Task to carry out: Go through the listing below and list every line with "title".

━━━━━ Task input

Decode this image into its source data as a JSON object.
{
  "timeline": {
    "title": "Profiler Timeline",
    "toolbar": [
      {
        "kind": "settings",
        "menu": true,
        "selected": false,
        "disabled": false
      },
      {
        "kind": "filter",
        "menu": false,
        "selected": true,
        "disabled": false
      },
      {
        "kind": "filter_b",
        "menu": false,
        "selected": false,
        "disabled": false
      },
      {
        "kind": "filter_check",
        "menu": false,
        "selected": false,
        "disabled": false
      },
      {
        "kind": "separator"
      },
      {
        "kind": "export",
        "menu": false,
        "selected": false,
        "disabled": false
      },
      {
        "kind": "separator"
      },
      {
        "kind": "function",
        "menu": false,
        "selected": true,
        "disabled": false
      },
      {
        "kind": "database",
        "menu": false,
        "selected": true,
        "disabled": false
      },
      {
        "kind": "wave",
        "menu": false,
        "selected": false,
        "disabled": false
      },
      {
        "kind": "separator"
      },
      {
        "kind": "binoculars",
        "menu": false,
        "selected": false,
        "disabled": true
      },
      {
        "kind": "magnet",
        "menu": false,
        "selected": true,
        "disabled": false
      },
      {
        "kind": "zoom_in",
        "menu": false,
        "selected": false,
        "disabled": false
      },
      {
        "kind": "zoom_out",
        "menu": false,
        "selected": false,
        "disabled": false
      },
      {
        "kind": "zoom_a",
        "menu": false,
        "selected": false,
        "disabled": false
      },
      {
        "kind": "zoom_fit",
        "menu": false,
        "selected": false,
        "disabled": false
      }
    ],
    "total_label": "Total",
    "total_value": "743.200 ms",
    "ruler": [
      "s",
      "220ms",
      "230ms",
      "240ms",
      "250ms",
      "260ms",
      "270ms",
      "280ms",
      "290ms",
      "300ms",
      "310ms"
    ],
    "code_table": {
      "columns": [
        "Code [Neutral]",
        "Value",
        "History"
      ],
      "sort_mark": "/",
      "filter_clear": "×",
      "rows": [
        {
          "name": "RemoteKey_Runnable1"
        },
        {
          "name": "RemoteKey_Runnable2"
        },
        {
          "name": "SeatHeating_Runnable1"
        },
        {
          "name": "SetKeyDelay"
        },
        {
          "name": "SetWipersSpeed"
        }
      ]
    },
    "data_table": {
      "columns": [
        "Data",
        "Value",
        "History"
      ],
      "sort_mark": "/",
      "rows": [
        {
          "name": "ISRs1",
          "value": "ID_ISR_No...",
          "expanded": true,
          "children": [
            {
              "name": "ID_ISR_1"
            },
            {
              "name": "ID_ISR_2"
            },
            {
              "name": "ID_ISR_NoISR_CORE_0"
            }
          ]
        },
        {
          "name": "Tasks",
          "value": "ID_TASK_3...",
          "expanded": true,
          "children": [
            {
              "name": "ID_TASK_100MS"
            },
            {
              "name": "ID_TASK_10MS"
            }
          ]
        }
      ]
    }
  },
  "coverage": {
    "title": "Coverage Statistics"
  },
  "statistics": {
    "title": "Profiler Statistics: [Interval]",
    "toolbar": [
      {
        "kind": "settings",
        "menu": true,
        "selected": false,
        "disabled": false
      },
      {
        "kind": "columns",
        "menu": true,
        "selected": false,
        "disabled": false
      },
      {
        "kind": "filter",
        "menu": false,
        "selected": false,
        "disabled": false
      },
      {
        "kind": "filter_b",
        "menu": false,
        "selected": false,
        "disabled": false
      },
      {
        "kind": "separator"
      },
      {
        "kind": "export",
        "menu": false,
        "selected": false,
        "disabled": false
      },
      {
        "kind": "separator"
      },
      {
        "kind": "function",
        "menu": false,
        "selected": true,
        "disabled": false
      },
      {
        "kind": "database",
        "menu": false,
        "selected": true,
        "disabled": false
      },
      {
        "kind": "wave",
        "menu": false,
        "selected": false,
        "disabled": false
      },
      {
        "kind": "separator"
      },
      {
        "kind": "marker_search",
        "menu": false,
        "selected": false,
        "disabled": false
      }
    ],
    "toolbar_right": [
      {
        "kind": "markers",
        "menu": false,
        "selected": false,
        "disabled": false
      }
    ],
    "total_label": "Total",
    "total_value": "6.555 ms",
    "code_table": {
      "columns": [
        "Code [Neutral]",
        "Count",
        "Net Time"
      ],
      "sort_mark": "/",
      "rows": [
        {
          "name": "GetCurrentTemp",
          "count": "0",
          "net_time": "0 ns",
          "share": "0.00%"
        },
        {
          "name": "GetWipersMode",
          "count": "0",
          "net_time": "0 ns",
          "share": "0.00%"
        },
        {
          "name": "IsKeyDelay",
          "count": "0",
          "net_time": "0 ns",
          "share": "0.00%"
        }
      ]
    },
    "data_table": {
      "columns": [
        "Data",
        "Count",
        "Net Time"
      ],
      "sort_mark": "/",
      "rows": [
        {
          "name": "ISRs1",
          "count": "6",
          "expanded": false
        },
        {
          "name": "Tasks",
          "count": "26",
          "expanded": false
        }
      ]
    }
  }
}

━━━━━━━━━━

Output:
    "title": "Profiler Timeline",
    "title": "Coverage Statistics"
    "title": "Profiler Statistics: [Interval]",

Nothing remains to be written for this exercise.